see where he's going
In an American movie I'm watching, a homeless laborer, George, wasn't allowed to stay overnight on the construction site he works. Then another laborer, Frank, approached George and said: "You need a place to stay? Justiceville is over on Fourth Street. They got hot food and showers. I'm going that way if you want me to show you." George didn't say anything (i.e. he refused his offer), but followed him, anyway. After some time, Frank stops at an intersection.
Frank: I don't like nobody following me, unless I know why.
George: Well, I don't join up with anybody, until I see where he's going.
After these words, Frank smiles and they go together to the Justiceville.
Could you please explain to me "until I see where he's going", please?
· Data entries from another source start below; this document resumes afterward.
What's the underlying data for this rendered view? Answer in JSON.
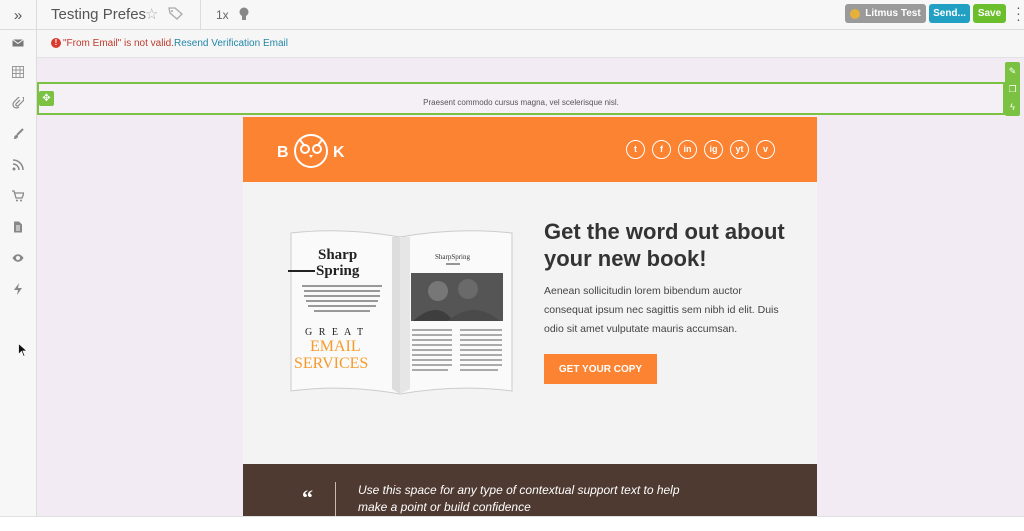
{
  "toolbar": {
    "expand_glyph": "»",
    "title": "Testing Prefes",
    "zoom": "1x",
    "litmus_label": "Litmus Test",
    "send_label": "Send...",
    "save_label": "Save"
  },
  "sidebar": {
    "icons": [
      "envelope-icon",
      "table-icon",
      "paperclip-icon",
      "brush-icon",
      "rss-icon",
      "cart-icon",
      "document-icon",
      "eye-icon",
      "bolt-icon"
    ]
  },
  "alert": {
    "message": "\"From Email\" is not valid.",
    "link": "Resend Verification Email"
  },
  "preheader": {
    "text": "Praesent commodo cursus magna, vel scelerisque nisl."
  },
  "email": {
    "brand_left": "B",
    "brand_right": "K",
    "socials": [
      "t",
      "f",
      "in",
      "ig",
      "yt",
      "v"
    ],
    "headline": "Get the word out about your new book!",
    "body": "Aenean sollicitudin lorem bibendum auctor consequat ipsum nec sagittis sem nibh id elit. Duis odio sit amet vulputate mauris accumsan.",
    "cta": "GET YOUR COPY",
    "book": {
      "title_line1": "Sharp",
      "title_line2": "Spring",
      "great": "G R E A T",
      "email": "EMAIL",
      "services": "SERVICES",
      "right_header": "SharpSpring"
    },
    "quote_mark": "“",
    "quote_text": "Use this space for any type of contextual support text to help make a point or build confidence"
  },
  "colors": {
    "orange": "#fb8331",
    "green": "#7cc242",
    "send_blue": "#21a0c4",
    "brown": "#4f3a32"
  }
}
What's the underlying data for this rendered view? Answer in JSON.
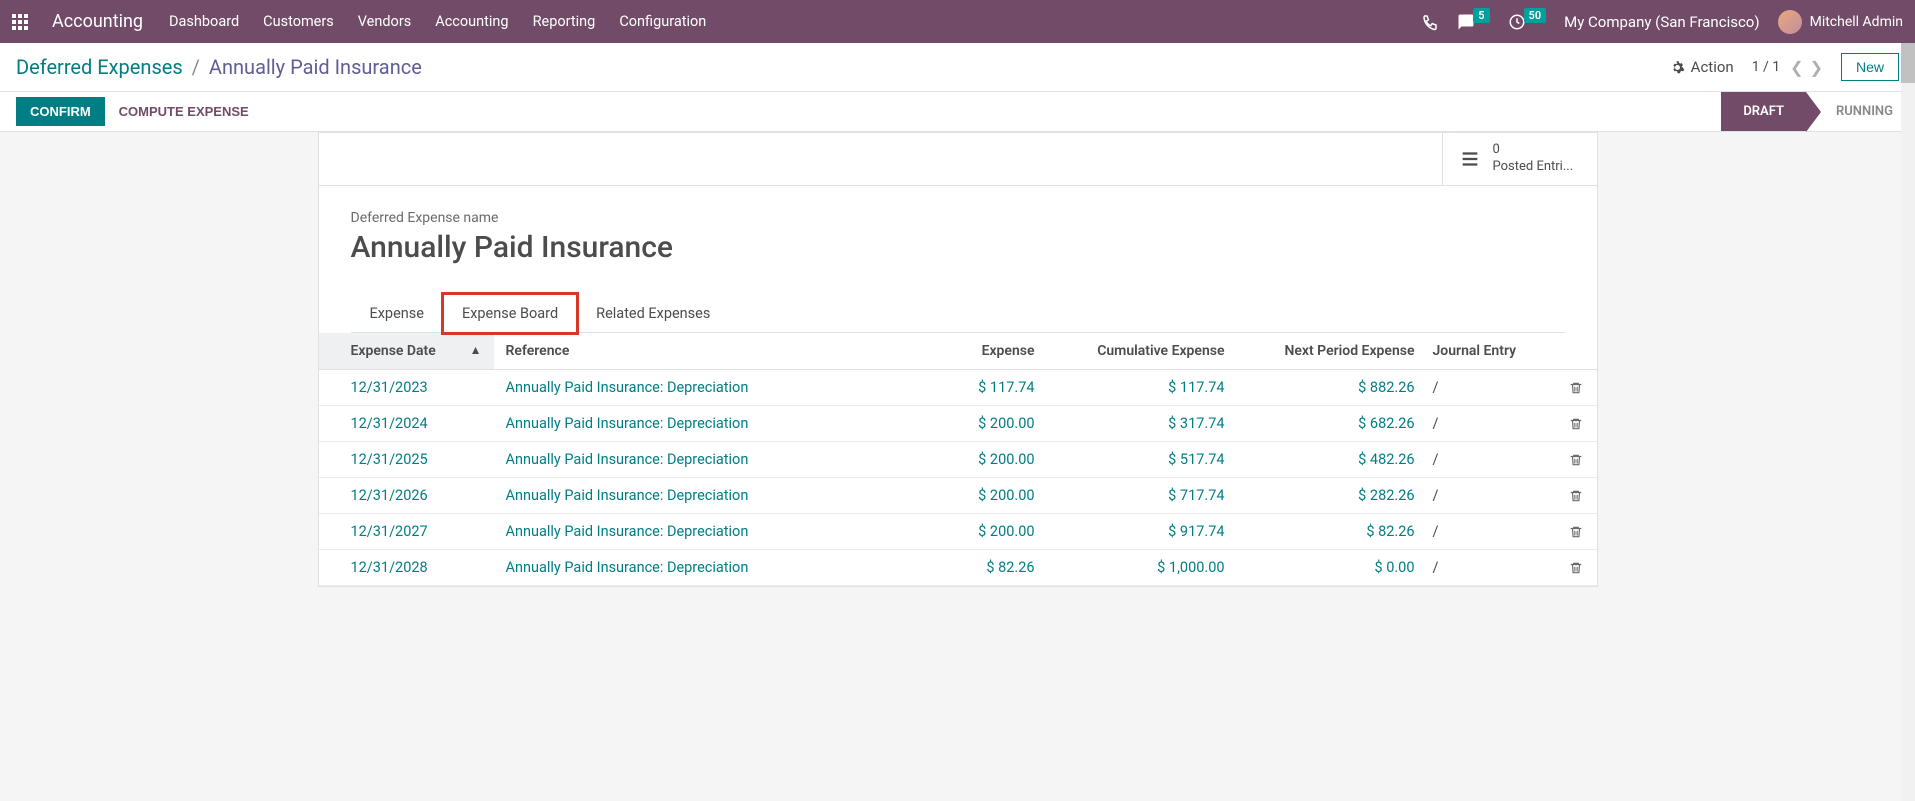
{
  "nav": {
    "app_title": "Accounting",
    "menus": [
      "Dashboard",
      "Customers",
      "Vendors",
      "Accounting",
      "Reporting",
      "Configuration"
    ],
    "chat_badge": "5",
    "activity_badge": "50",
    "company": "My Company (San Francisco)",
    "user": "Mitchell Admin"
  },
  "control": {
    "breadcrumb_root": "Deferred Expenses",
    "breadcrumb_current": "Annually Paid Insurance",
    "action_label": "Action",
    "pager": "1 / 1",
    "new_label": "New"
  },
  "status": {
    "confirm": "CONFIRM",
    "compute": "COMPUTE EXPENSE",
    "draft": "DRAFT",
    "running": "RUNNING"
  },
  "sheet": {
    "stat_count": "0",
    "stat_label": "Posted Entri...",
    "field_label": "Deferred Expense name",
    "title": "Annually Paid Insurance",
    "tabs": {
      "expense": "Expense",
      "board": "Expense Board",
      "related": "Related Expenses"
    }
  },
  "table": {
    "headers": {
      "date": "Expense Date",
      "ref": "Reference",
      "expense": "Expense",
      "cumulative": "Cumulative Expense",
      "next": "Next Period Expense",
      "journal": "Journal Entry"
    },
    "rows": [
      {
        "date": "12/31/2023",
        "ref": "Annually Paid Insurance: Depreciation",
        "expense": "$ 117.74",
        "cumulative": "$ 117.74",
        "next": "$ 882.26",
        "journal": "/"
      },
      {
        "date": "12/31/2024",
        "ref": "Annually Paid Insurance: Depreciation",
        "expense": "$ 200.00",
        "cumulative": "$ 317.74",
        "next": "$ 682.26",
        "journal": "/"
      },
      {
        "date": "12/31/2025",
        "ref": "Annually Paid Insurance: Depreciation",
        "expense": "$ 200.00",
        "cumulative": "$ 517.74",
        "next": "$ 482.26",
        "journal": "/"
      },
      {
        "date": "12/31/2026",
        "ref": "Annually Paid Insurance: Depreciation",
        "expense": "$ 200.00",
        "cumulative": "$ 717.74",
        "next": "$ 282.26",
        "journal": "/"
      },
      {
        "date": "12/31/2027",
        "ref": "Annually Paid Insurance: Depreciation",
        "expense": "$ 200.00",
        "cumulative": "$ 917.74",
        "next": "$ 82.26",
        "journal": "/"
      },
      {
        "date": "12/31/2028",
        "ref": "Annually Paid Insurance: Depreciation",
        "expense": "$ 82.26",
        "cumulative": "$ 1,000.00",
        "next": "$ 0.00",
        "journal": "/"
      }
    ]
  }
}
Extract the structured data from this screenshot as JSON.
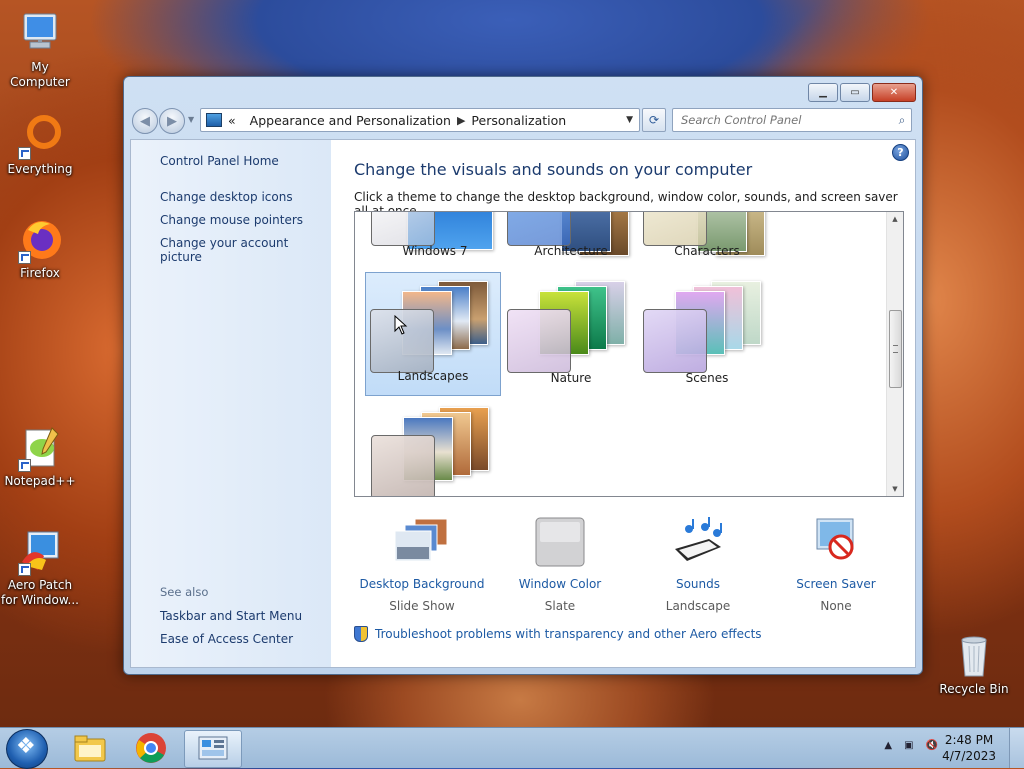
{
  "desktop": {
    "icons": [
      {
        "label": "My Computer",
        "icon": "computer-icon"
      },
      {
        "label": "Everything",
        "icon": "everything-icon"
      },
      {
        "label": "Firefox",
        "icon": "firefox-icon"
      },
      {
        "label": "Notepad++",
        "icon": "notepadpp-icon"
      },
      {
        "label": "Aero Patch for Window...",
        "icon": "aero-patch-icon"
      },
      {
        "label": "Recycle Bin",
        "icon": "recycle-bin-icon"
      }
    ]
  },
  "window": {
    "address": {
      "overflow": "«",
      "crumbs": [
        "Appearance and Personalization",
        "Personalization"
      ]
    },
    "search": {
      "placeholder": "Search Control Panel"
    },
    "left_pane": {
      "home": "Control Panel Home",
      "links": [
        "Change desktop icons",
        "Change mouse pointers",
        "Change your account picture"
      ],
      "see_also_label": "See also",
      "see_also": [
        "Taskbar and Start Menu",
        "Ease of Access Center"
      ]
    },
    "main": {
      "title": "Change the visuals and sounds on your computer",
      "subtitle": "Click a theme to change the desktop background, window color, sounds, and screen saver all at once.",
      "themes": [
        {
          "name": "Windows 7",
          "selected": false
        },
        {
          "name": "Architecture",
          "selected": false
        },
        {
          "name": "Characters",
          "selected": false
        },
        {
          "name": "Landscapes",
          "selected": true
        },
        {
          "name": "Nature",
          "selected": false
        },
        {
          "name": "Scenes",
          "selected": false
        },
        {
          "name": "",
          "selected": false
        }
      ],
      "settings": [
        {
          "label": "Desktop Background",
          "value": "Slide Show",
          "icon": "desktop-background-icon"
        },
        {
          "label": "Window Color",
          "value": "Slate",
          "icon": "window-color-icon"
        },
        {
          "label": "Sounds",
          "value": "Landscape",
          "icon": "sounds-icon"
        },
        {
          "label": "Screen Saver",
          "value": "None",
          "icon": "screen-saver-icon"
        }
      ],
      "troubleshoot": "Troubleshoot problems with transparency and other Aero effects"
    }
  },
  "taskbar": {
    "items": [
      "file-explorer-icon",
      "chrome-icon",
      "control-panel-icon"
    ],
    "clock": {
      "time": "2:48 PM",
      "date": "4/7/2023"
    }
  }
}
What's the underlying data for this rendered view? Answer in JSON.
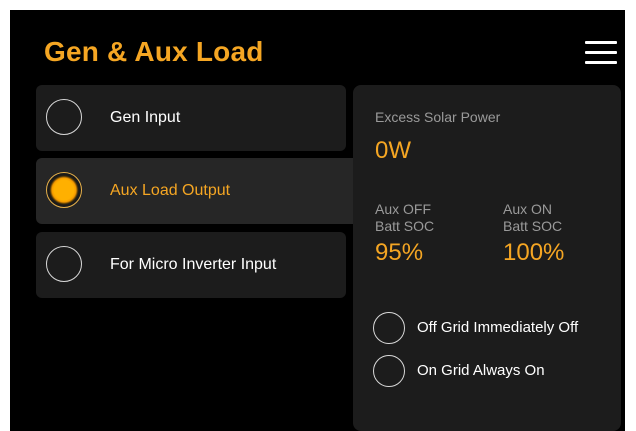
{
  "header": {
    "title": "Gen & Aux Load",
    "menu_icon": "hamburger-menu-icon"
  },
  "options": [
    {
      "label": "Gen Input",
      "selected": false
    },
    {
      "label": "Aux Load Output",
      "selected": true
    },
    {
      "label": "For Micro Inverter Input",
      "selected": false
    }
  ],
  "panel": {
    "excess_label": "Excess Solar Power",
    "excess_value": "0W",
    "aux_off_label_1": "Aux OFF",
    "aux_off_label_2": "Batt SOC",
    "aux_off_value": "95%",
    "aux_on_label_1": "Aux ON",
    "aux_on_label_2": "Batt SOC",
    "aux_on_value": "100%",
    "grid_options": [
      {
        "label": "Off Grid Immediately Off",
        "selected": false
      },
      {
        "label": "On Grid Always On",
        "selected": false
      }
    ]
  },
  "colors": {
    "accent": "#f5a623",
    "background": "#000000",
    "card": "#1c1c1c",
    "muted_text": "#9a9a9a"
  }
}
I read it literally: "until I see (with my own eyes) the place where he's heading to", but I suspect I'm wrong and it is used here in some figurative sense, which I cannot grasp.